I’m going to miss spring break. I realize that’s true for all but the most masochistic among us, but after such a long and lustrous on-campus vacation, telling myself to return to the academic schedule is like asking Robinson Crusoe to vacation in the Bahamas. He’ll do it, but don’t expect him to leap for joy at the opportunity. Especially not after he’s had a week to get used to sitting at home eating processed snack foods and leftover pizza in front of a perpetual YouTube header.
There’s a reason why the answer to “How was your break?” is, almost without fail, “short.” I’m going to operate under the assumption that it’s because time flies when you’re having fun, but it’s also entirely possible that the less social among us move so little from our chairs that time dilation works backwards. (I’m still amazed that I’m at a school where I can use jokes like that and have readers understand my blathering.) As one of the few that remained on-campus over spring break, I can say with confidence that even in the ghost town that the MIT campus became last week, there were still fun people to do fun things with. Certain anticipated video game and film releases have a way of keeping geeks properly occupied, while those ahead of the time-management curve have been dutifully chiseling away at the homework assigned over vacation. There should be plenty about to keep a person occupied — until one takes into account the effect of too much free time on the human mind.
I’d hope there are at least a few of you out there who are familiar with the productivity Twilight Zone — not enough motivation to do anything productive and not enough interest to do anything frivolous. The hours of the day waste away as you sit in your room, feeling sorry for the cow whose jerky you’re nibbling as you stare out the window at the gray Cantabrigian landscape and wondering what might be wrong with you that you can’t think of anything to do with all the resources at hand. Or perhaps that was just me.

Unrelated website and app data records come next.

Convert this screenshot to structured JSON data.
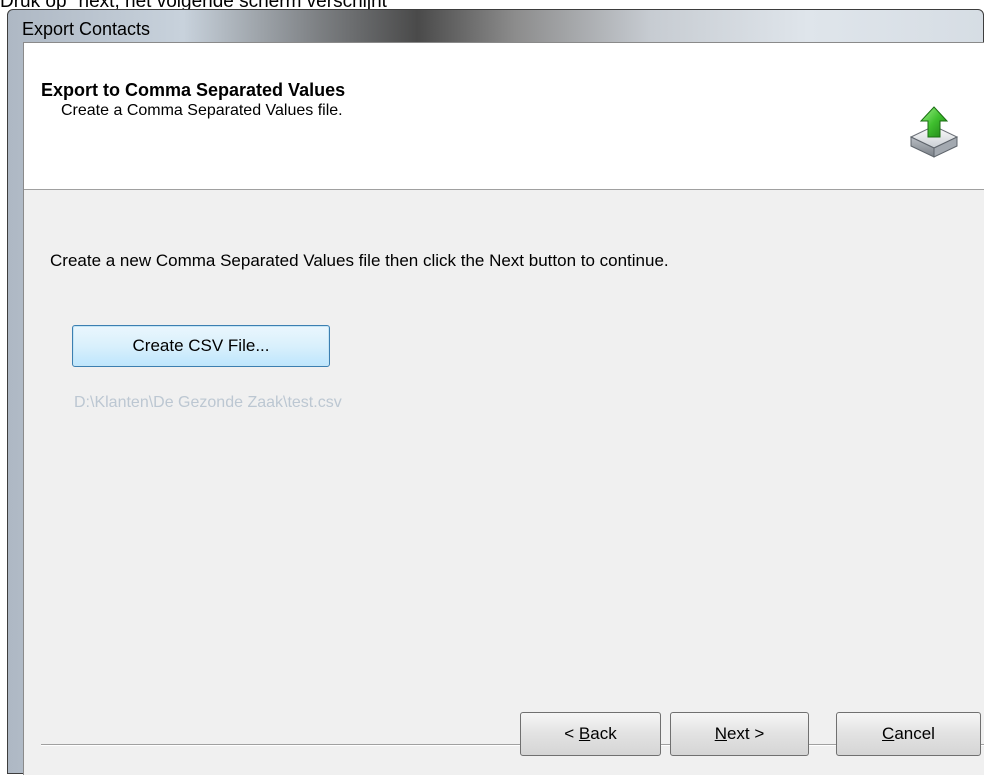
{
  "page_caption": "Druk op \"next, het volgende scherm verschijnt",
  "window": {
    "title": "Export Contacts"
  },
  "header": {
    "title": "Export to Comma Separated Values",
    "subtitle": "Create a Comma Separated Values file.",
    "icon": "export-upload-icon"
  },
  "body": {
    "instruction": "Create a new Comma Separated Values file then click the Next button to continue.",
    "create_button_label": "Create CSV File...",
    "file_path": "D:\\Klanten\\De Gezonde Zaak\\test.csv"
  },
  "footer": {
    "back_prefix": "< ",
    "back_mnemonic": "B",
    "back_rest": "ack",
    "next_mnemonic": "N",
    "next_rest": "ext >",
    "cancel_mnemonic": "C",
    "cancel_rest": "ancel"
  },
  "colors": {
    "accent_border": "#3c7fb1",
    "disabled_text": "#bcc7d2",
    "dialog_bg": "#f0f0f0"
  }
}
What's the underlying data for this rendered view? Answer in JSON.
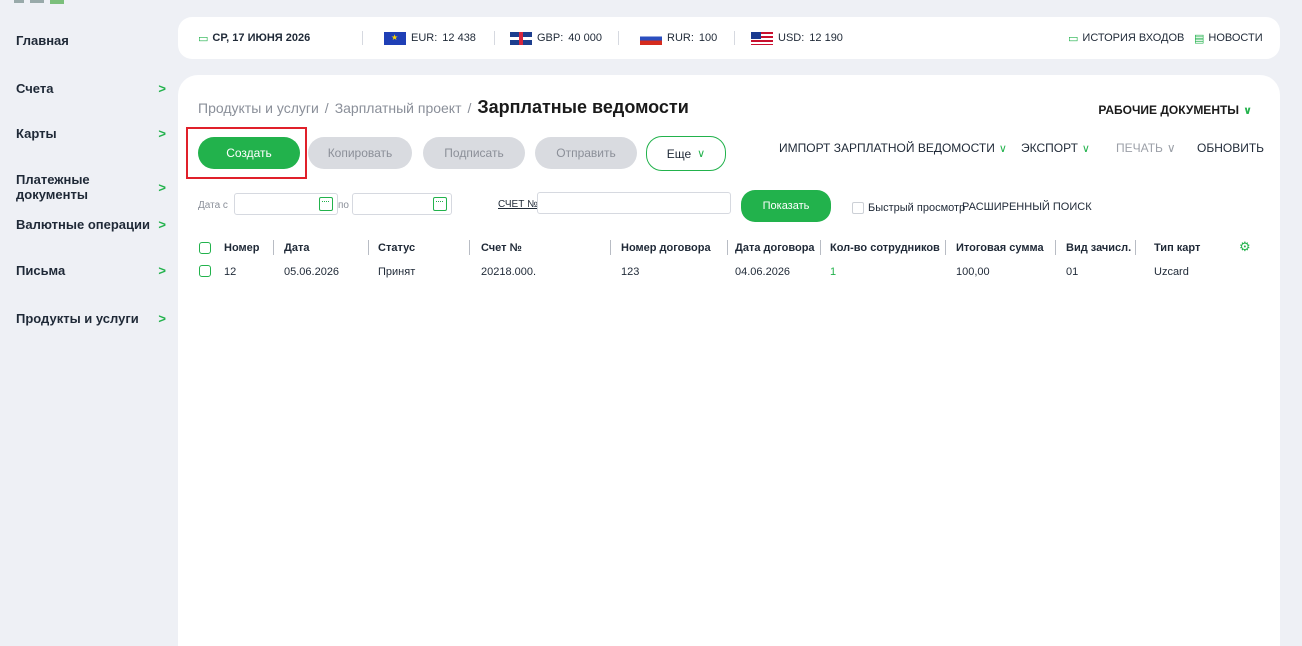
{
  "sidebar": {
    "items": [
      {
        "label": "Главная",
        "has_arrow": false
      },
      {
        "label": "Счета",
        "has_arrow": true
      },
      {
        "label": "Карты",
        "has_arrow": true
      },
      {
        "label": "Платежные документы",
        "has_arrow": true
      },
      {
        "label": "Валютные операции",
        "has_arrow": true
      },
      {
        "label": "Письма",
        "has_arrow": true
      },
      {
        "label": "Продукты и услуги",
        "has_arrow": true
      }
    ],
    "arrow": ">"
  },
  "topbar": {
    "date": "СР, 17 ИЮНЯ 2026",
    "rates": [
      {
        "code": "EUR:",
        "value": "12 438",
        "flag": "eu-flag-icon"
      },
      {
        "code": "GBP:",
        "value": "40 000",
        "flag": "gb-flag-icon"
      },
      {
        "code": "RUR:",
        "value": "100",
        "flag": "ru-flag-icon"
      },
      {
        "code": "USD:",
        "value": "12 190",
        "flag": "us-flag-icon"
      }
    ],
    "login_history": "ИСТОРИЯ ВХОДОВ",
    "news": "НОВОСТИ"
  },
  "main": {
    "breadcrumb": [
      "Продукты и услуги",
      "Зарплатный проект",
      "Зарплатные ведомости"
    ],
    "breadcrumb_sep": "/",
    "work_docs": "РАБОЧИЕ ДОКУМЕНТЫ",
    "buttons": {
      "create": "Создать",
      "copy": "Копировать",
      "sign": "Подписать",
      "send": "Отправить",
      "more": "Еще"
    },
    "actions": {
      "import": "ИМПОРТ ЗАРПЛАТНОЙ ВЕДОМОСТИ",
      "export": "ЭКСПОРТ",
      "print": "ПЕЧАТЬ",
      "refresh": "ОБНОВИТЬ"
    },
    "filters": {
      "date_from_label": "Дата с",
      "date_to_label": "по",
      "account_label": "СЧЕТ №",
      "show": "Показать",
      "quick_view": "Быстрый просмотр",
      "advanced_search": "РАСШИРЕННЫЙ ПОИСК"
    },
    "table": {
      "columns": [
        "Номер",
        "Дата",
        "Статус",
        "Счет №",
        "Номер договора",
        "Дата договора",
        "Кол-во сотрудников",
        "Итоговая сумма",
        "Вид зачисл.",
        "Тип карт"
      ],
      "rows": [
        [
          "12",
          "05.06.2026",
          "Принят",
          "20218.000.",
          "123",
          "04.06.2026",
          "1",
          "100,00",
          "01",
          "Uzcard"
        ]
      ]
    }
  },
  "colors": {
    "accent": "#22b24c",
    "highlight": "#e0202a",
    "background": "#eef0f5"
  }
}
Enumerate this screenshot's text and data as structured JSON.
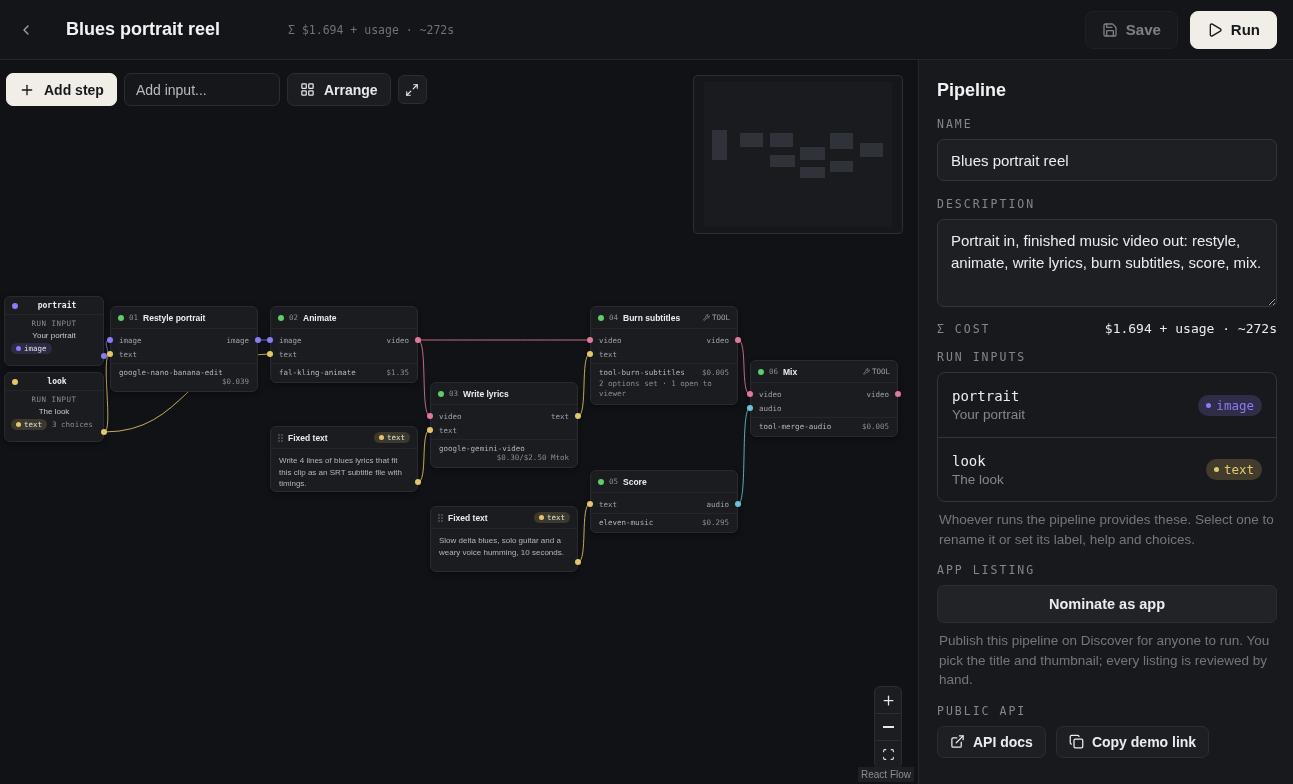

For those of you who know what I’m talking about, I’d be more than happy to offer some advice to help prevent falling into this maelstrom of despair, if only I knew what to do about it myself. I’m hoping that I will eventually rediscover the drive that once fueled my part-scholastic, part-monastic existence and channel it into an attention span worth speaking of. Until then, here I sit, gorging myself on the snack that smiles back and contemplating how much messier my side of the room can get before it interferes intolerably with my capacity to function. Best of luck to those of you ailing in kind, and please — let me know if you solve your problem before I do.